ACTIVITY.
What is the number of lines in these entries that contain "title"? State it alone.

MATERIAL SHOWN.
○ ○ ○ ○ ○ ○ ○
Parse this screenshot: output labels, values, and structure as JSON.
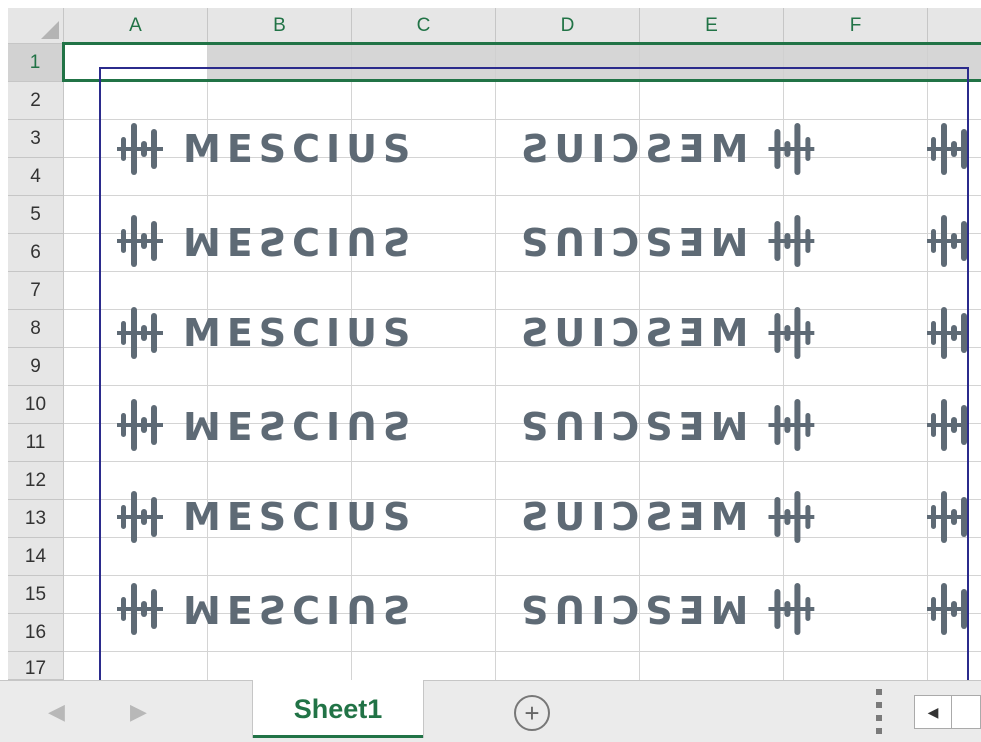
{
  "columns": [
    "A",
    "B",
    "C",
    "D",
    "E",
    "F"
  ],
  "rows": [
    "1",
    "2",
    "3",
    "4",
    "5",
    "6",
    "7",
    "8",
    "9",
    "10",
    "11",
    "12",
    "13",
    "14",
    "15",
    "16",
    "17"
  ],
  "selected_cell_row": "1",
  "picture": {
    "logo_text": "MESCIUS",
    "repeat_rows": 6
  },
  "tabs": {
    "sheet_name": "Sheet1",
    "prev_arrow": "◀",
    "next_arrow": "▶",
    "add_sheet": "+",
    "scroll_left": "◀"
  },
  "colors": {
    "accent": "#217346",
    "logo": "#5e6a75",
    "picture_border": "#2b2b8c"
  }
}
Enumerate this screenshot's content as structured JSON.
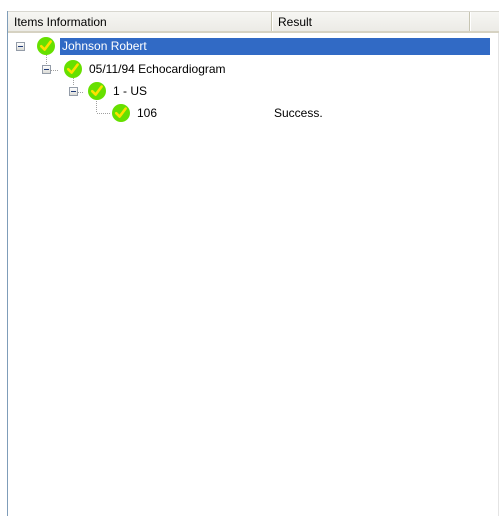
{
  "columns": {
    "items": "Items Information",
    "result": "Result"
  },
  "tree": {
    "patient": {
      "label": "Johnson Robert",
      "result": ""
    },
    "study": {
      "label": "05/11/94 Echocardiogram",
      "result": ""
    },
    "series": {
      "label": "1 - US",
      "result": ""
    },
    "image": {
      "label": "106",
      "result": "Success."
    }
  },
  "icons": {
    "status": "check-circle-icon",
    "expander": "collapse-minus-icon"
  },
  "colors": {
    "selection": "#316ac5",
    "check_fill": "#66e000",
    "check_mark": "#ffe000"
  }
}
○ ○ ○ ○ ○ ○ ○
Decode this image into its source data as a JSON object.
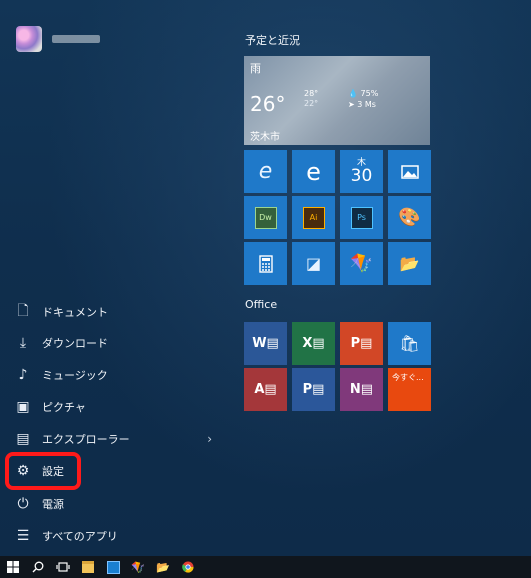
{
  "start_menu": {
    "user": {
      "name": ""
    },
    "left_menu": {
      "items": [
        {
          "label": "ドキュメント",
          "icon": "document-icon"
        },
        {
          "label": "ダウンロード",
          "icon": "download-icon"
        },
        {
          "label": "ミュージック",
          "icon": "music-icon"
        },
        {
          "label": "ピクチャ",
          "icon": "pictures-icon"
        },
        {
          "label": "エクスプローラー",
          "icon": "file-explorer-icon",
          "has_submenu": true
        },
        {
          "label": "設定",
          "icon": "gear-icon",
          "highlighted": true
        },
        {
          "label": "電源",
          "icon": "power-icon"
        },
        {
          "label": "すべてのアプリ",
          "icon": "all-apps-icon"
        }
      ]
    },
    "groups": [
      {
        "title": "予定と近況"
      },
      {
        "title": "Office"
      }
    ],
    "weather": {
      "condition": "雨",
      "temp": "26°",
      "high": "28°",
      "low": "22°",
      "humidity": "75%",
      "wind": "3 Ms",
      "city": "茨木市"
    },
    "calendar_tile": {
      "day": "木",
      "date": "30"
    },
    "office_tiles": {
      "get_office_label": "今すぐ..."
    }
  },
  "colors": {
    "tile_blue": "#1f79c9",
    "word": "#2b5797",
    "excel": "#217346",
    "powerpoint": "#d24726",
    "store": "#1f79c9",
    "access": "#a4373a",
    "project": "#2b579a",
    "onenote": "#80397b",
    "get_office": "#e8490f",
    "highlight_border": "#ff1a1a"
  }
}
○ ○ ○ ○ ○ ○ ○
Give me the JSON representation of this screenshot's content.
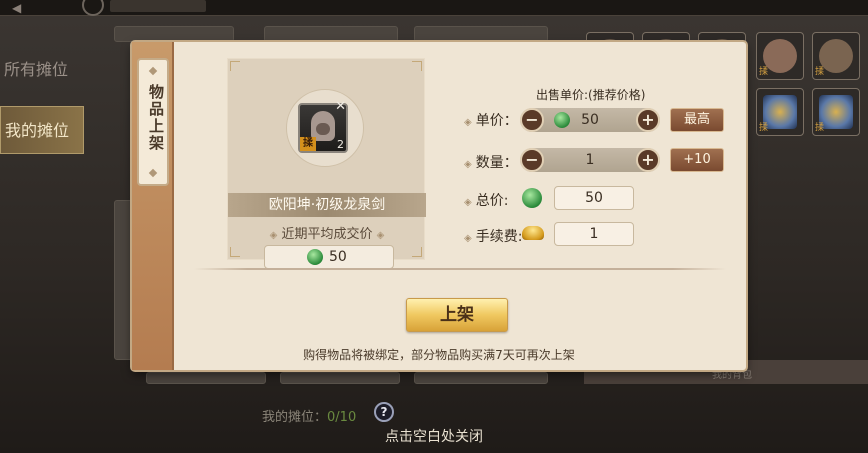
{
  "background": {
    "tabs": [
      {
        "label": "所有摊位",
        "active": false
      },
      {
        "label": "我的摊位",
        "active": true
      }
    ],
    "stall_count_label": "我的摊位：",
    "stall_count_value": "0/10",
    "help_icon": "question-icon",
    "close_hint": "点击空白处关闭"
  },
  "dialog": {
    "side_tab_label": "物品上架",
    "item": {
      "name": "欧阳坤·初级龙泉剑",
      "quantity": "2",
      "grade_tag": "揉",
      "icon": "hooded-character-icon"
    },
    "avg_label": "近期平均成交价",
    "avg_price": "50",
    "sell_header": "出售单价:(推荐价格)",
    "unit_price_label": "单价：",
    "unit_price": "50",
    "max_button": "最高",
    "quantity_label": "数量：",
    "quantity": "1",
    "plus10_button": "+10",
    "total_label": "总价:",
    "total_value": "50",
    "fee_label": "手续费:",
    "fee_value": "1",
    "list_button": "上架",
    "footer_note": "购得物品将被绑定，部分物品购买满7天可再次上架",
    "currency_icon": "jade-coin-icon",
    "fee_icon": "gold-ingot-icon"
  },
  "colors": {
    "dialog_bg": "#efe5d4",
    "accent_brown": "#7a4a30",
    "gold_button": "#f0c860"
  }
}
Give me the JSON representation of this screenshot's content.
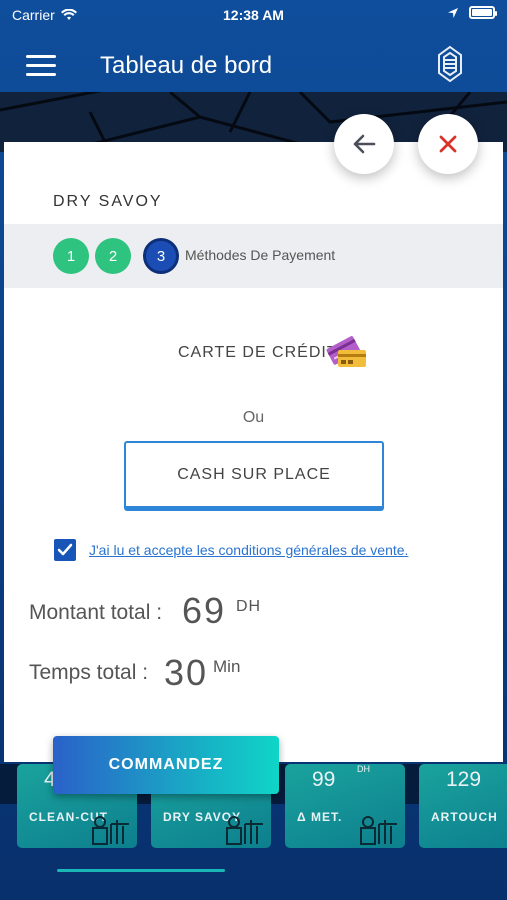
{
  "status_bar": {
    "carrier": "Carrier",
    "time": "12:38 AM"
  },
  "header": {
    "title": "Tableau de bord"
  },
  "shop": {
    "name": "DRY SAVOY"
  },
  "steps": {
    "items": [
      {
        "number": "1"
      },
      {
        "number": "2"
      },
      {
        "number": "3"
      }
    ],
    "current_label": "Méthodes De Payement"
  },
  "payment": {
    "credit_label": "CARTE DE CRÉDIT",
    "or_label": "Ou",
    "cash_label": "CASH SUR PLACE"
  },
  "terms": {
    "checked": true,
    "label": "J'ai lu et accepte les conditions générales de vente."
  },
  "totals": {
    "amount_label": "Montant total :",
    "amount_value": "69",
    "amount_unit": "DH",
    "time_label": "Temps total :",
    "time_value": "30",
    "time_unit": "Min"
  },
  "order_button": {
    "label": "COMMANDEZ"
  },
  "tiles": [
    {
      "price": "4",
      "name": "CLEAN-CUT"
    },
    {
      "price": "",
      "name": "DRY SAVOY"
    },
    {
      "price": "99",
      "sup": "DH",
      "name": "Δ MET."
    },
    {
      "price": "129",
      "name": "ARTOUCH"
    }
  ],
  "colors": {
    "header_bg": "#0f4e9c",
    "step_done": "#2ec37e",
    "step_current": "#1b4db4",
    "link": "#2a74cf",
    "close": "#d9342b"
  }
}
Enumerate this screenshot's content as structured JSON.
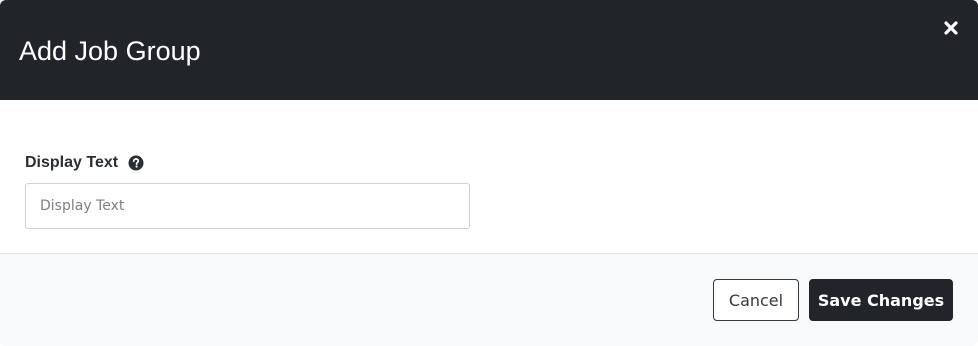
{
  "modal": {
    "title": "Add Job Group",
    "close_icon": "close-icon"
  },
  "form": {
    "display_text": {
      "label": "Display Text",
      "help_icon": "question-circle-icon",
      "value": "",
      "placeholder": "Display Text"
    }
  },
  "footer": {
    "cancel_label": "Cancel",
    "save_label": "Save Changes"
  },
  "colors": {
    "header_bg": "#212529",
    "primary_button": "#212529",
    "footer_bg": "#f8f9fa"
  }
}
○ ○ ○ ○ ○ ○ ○
SOLUTION TO THIS TASK.
4